* Task statement *
Could you write out each entry exactly as it reads?
++++++++++++++++++++
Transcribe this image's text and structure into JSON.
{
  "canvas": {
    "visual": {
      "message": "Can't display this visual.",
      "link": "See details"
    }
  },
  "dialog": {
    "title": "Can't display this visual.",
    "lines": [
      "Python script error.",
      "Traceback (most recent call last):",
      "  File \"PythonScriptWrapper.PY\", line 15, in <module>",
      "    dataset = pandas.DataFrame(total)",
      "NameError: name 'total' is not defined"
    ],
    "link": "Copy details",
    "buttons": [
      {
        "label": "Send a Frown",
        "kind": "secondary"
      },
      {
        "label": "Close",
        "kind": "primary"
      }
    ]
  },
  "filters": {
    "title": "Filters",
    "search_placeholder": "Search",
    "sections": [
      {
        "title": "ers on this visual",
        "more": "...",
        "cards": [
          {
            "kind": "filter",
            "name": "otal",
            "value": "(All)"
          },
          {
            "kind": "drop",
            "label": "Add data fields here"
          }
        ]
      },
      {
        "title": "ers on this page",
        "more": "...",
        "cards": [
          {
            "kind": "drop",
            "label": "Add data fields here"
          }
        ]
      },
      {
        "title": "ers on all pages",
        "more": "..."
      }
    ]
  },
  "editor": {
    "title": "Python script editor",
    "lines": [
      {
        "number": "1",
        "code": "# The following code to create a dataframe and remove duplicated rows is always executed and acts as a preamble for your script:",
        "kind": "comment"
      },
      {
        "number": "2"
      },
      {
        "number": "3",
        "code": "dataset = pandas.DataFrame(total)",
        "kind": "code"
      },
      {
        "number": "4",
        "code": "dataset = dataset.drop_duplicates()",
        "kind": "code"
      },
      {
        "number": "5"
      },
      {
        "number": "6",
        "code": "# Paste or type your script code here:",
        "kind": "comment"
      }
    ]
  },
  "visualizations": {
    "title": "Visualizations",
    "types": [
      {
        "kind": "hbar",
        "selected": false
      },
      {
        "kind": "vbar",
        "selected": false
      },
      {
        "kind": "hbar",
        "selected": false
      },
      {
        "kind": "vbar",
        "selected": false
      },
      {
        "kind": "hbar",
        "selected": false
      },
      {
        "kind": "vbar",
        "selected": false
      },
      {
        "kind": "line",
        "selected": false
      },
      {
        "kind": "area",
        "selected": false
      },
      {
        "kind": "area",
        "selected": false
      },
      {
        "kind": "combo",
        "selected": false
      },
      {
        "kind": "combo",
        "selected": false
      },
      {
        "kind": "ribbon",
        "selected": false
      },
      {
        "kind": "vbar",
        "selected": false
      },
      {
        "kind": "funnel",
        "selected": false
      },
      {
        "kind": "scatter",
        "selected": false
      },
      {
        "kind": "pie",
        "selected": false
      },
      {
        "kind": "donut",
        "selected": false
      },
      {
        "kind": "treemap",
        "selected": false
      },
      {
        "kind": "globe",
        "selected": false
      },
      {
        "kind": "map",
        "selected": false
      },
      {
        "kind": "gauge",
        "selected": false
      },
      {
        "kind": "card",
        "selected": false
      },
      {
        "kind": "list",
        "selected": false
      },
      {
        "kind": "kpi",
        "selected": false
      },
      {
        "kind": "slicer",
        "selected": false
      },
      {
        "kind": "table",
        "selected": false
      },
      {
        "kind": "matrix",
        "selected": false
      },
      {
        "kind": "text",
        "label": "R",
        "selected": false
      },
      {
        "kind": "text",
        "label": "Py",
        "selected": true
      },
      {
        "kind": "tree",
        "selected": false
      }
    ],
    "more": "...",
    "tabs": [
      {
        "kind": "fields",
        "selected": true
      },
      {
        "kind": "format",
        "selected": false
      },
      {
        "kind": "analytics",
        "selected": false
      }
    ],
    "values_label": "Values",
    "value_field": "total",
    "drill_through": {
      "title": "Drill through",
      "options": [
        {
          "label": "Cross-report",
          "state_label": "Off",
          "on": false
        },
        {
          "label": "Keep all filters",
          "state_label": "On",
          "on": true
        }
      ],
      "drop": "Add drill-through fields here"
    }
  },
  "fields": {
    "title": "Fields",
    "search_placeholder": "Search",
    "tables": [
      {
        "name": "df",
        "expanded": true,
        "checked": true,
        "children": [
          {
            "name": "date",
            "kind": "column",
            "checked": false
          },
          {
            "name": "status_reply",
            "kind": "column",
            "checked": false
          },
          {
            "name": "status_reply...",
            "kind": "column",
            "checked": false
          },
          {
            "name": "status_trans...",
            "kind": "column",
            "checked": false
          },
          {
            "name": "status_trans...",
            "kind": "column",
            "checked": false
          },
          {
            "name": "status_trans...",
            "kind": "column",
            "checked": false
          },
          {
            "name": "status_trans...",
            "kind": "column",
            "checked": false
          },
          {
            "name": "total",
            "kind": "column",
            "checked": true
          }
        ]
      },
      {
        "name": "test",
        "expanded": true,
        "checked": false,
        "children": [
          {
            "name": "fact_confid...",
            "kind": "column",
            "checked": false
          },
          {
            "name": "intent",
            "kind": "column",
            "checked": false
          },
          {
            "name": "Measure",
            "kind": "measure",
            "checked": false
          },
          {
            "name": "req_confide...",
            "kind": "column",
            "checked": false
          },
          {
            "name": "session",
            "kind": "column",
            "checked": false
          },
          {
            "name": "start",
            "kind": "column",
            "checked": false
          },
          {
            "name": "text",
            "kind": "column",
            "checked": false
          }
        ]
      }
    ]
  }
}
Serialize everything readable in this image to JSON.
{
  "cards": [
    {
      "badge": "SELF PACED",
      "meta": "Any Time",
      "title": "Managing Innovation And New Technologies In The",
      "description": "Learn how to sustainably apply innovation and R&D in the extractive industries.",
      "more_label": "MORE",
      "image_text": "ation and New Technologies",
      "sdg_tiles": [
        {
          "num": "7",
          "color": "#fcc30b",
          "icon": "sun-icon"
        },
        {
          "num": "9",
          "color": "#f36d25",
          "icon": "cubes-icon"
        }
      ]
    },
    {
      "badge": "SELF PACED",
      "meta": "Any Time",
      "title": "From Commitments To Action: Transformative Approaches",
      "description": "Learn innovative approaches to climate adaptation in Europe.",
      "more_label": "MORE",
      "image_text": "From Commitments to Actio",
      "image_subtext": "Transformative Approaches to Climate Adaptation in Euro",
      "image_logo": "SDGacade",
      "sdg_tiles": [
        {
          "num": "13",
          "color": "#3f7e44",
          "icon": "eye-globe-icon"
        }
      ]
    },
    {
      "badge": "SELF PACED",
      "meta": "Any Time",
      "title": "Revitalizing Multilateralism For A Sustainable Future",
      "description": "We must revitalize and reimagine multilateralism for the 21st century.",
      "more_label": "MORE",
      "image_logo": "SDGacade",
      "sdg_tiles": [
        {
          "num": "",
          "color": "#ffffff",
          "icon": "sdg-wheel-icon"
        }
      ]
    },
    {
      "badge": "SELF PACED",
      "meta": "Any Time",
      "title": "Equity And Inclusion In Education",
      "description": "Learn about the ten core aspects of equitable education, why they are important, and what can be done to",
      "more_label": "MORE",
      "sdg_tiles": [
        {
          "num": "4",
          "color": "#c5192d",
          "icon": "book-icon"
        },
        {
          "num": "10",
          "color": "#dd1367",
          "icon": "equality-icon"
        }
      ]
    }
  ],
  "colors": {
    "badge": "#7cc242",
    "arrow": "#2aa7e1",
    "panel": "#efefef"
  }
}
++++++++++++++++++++
* Answer space *
Transcribe this image's text and structure into JSON.
{
  "canvas": {
    "visual": {
      "message": "Can't display this visual.",
      "link": "See details"
    }
  },
  "dialog": {
    "title": "Can't display this visual.",
    "lines": [
      "Python script error.",
      "Traceback (most recent call last):",
      "  File \"PythonScriptWrapper.PY\", line 15, in <module>",
      "    dataset = pandas.DataFrame(total)",
      "NameError: name 'total' is not defined"
    ],
    "link": "Copy details",
    "buttons": [
      {
        "label": "Send a Frown",
        "kind": "secondary"
      },
      {
        "label": "Close",
        "kind": "primary"
      }
    ]
  },
  "filters": {
    "title": "Filters",
    "search_placeholder": "Search",
    "sections": [
      {
        "title": "ers on this visual",
        "more": "...",
        "cards": [
          {
            "kind": "filter",
            "name": "otal",
            "value": "(All)"
          },
          {
            "kind": "drop",
            "label": "Add data fields here"
          }
        ]
      },
      {
        "title": "ers on this page",
        "more": "...",
        "cards": [
          {
            "kind": "drop",
            "label": "Add data fields here"
          }
        ]
      },
      {
        "title": "ers on all pages",
        "more": "..."
      }
    ]
  },
  "editor": {
    "title": "Python script editor",
    "lines": [
      {
        "number": "1",
        "code": "# The following code to create a dataframe and remove duplicated rows is always executed and acts as a preamble for your script:",
        "kind": "comment"
      },
      {
        "number": "2"
      },
      {
        "number": "3",
        "code": "dataset = pandas.DataFrame(total)",
        "kind": "code"
      },
      {
        "number": "4",
        "code": "dataset = dataset.drop_duplicates()",
        "kind": "code"
      },
      {
        "number": "5"
      },
      {
        "number": "6",
        "code": "# Paste or type your script code here:",
        "kind": "comment"
      }
    ]
  },
  "visualizations": {
    "title": "Visualizations",
    "types": [
      {
        "kind": "hbar",
        "selected": false
      },
      {
        "kind": "vbar",
        "selected": false
      },
      {
        "kind": "hbar",
        "selected": false
      },
      {
        "kind": "vbar",
        "selected": false
      },
      {
        "kind": "hbar",
        "selected": false
      },
      {
        "kind": "vbar",
        "selected": false
      },
      {
        "kind": "line",
        "selected": false
      },
      {
        "kind": "area",
        "selected": false
      },
      {
        "kind": "area",
        "selected": false
      },
      {
        "kind": "combo",
        "selected": false
      },
      {
        "kind": "combo",
        "selected": false
      },
      {
        "kind": "ribbon",
        "selected": false
      },
      {
        "kind": "vbar",
        "selected": false
      },
      {
        "kind": "funnel",
        "selected": false
      },
      {
        "kind": "scatter",
        "selected": false
      },
      {
        "kind": "pie",
        "selected": false
      },
      {
        "kind": "donut",
        "selected": false
      },
      {
        "kind": "treemap",
        "selected": false
      },
      {
        "kind": "globe",
        "selected": false
      },
      {
        "kind": "map",
        "selected": false
      },
      {
        "kind": "gauge",
        "selected": false
      },
      {
        "kind": "card",
        "selected": false
      },
      {
        "kind": "list",
        "selected": false
      },
      {
        "kind": "kpi",
        "selected": false
      },
      {
        "kind": "slicer",
        "selected": false
      },
      {
        "kind": "table",
        "selected": false
      },
      {
        "kind": "matrix",
        "selected": false
      },
      {
        "kind": "text",
        "label": "R",
        "selected": false
      },
      {
        "kind": "text",
        "label": "Py",
        "selected": true
      },
      {
        "kind": "tree",
        "selected": false
      }
    ],
    "more": "...",
    "tabs": [
      {
        "kind": "fields",
        "selected": true
      },
      {
        "kind": "format",
        "selected": false
      },
      {
        "kind": "analytics",
        "selected": false
      }
    ],
    "values_label": "Values",
    "value_field": "total",
    "drill_through": {
      "title": "Drill through",
      "options": [
        {
          "label": "Cross-report",
          "state_label": "Off",
          "on": false
        },
        {
          "label": "Keep all filters",
          "state_label": "On",
          "on": true
        }
      ],
      "drop": "Add drill-through fields here"
    }
  },
  "fields": {
    "title": "Fields",
    "search_placeholder": "Search",
    "tables": [
      {
        "name": "df",
        "expanded": true,
        "checked": true,
        "children": [
          {
            "name": "date",
            "kind": "column",
            "checked": false
          },
          {
            "name": "status_reply",
            "kind": "column",
            "checked": false
          },
          {
            "name": "status_reply...",
            "kind": "column",
            "checked": false
          },
          {
            "name": "status_trans...",
            "kind": "column",
            "checked": false
          },
          {
            "name": "status_trans...",
            "kind": "column",
            "checked": false
          },
          {
            "name": "status_trans...",
            "kind": "column",
            "checked": false
          },
          {
            "name": "status_trans...",
            "kind": "column",
            "checked": false
          },
          {
            "name": "total",
            "kind": "column",
            "checked": true
          }
        ]
      },
      {
        "name": "test",
        "expanded": true,
        "checked": false,
        "children": [
          {
            "name": "fact_confid...",
            "kind": "column",
            "checked": false
          },
          {
            "name": "intent",
            "kind": "column",
            "checked": false
          },
          {
            "name": "Measure",
            "kind": "measure",
            "checked": false
          },
          {
            "name": "req_confide...",
            "kind": "column",
            "checked": false
          },
          {
            "name": "session",
            "kind": "column",
            "checked": false
          },
          {
            "name": "start",
            "kind": "column",
            "checked": false
          },
          {
            "name": "text",
            "kind": "column",
            "checked": false
          }
        ]
      }
    ]
  }
}
Serialize everything readable in this image to JSON.
{
  "cards": [
    {
      "badge": "SELF PACED",
      "meta": "Any Time",
      "title": "Managing Innovation And New Technologies In The",
      "description": "Learn how to sustainably apply innovation and R&D in the extractive industries.",
      "more_label": "MORE",
      "image_text": "ation and New Technologies",
      "sdg_tiles": [
        {
          "num": "7",
          "color": "#fcc30b",
          "icon": "sun-icon"
        },
        {
          "num": "9",
          "color": "#f36d25",
          "icon": "cubes-icon"
        }
      ]
    },
    {
      "badge": "SELF PACED",
      "meta": "Any Time",
      "title": "From Commitments To Action: Transformative Approaches",
      "description": "Learn innovative approaches to climate adaptation in Europe.",
      "more_label": "MORE",
      "image_text": "From Commitments to Actio",
      "image_subtext": "Transformative Approaches to Climate Adaptation in Euro",
      "image_logo": "SDGacade",
      "sdg_tiles": [
        {
          "num": "13",
          "color": "#3f7e44",
          "icon": "eye-globe-icon"
        }
      ]
    },
    {
      "badge": "SELF PACED",
      "meta": "Any Time",
      "title": "Revitalizing Multilateralism For A Sustainable Future",
      "description": "We must revitalize and reimagine multilateralism for the 21st century.",
      "more_label": "MORE",
      "image_logo": "SDGacade",
      "sdg_tiles": [
        {
          "num": "",
          "color": "#ffffff",
          "icon": "sdg-wheel-icon"
        }
      ]
    },
    {
      "badge": "SELF PACED",
      "meta": "Any Time",
      "title": "Equity And Inclusion In Education",
      "description": "Learn about the ten core aspects of equitable education, why they are important, and what can be done to",
      "more_label": "MORE",
      "sdg_tiles": [
        {
          "num": "4",
          "color": "#c5192d",
          "icon": "book-icon"
        },
        {
          "num": "10",
          "color": "#dd1367",
          "icon": "equality-icon"
        }
      ]
    }
  ],
  "colors": {
    "badge": "#7cc242",
    "arrow": "#2aa7e1",
    "panel": "#efefef"
  }
}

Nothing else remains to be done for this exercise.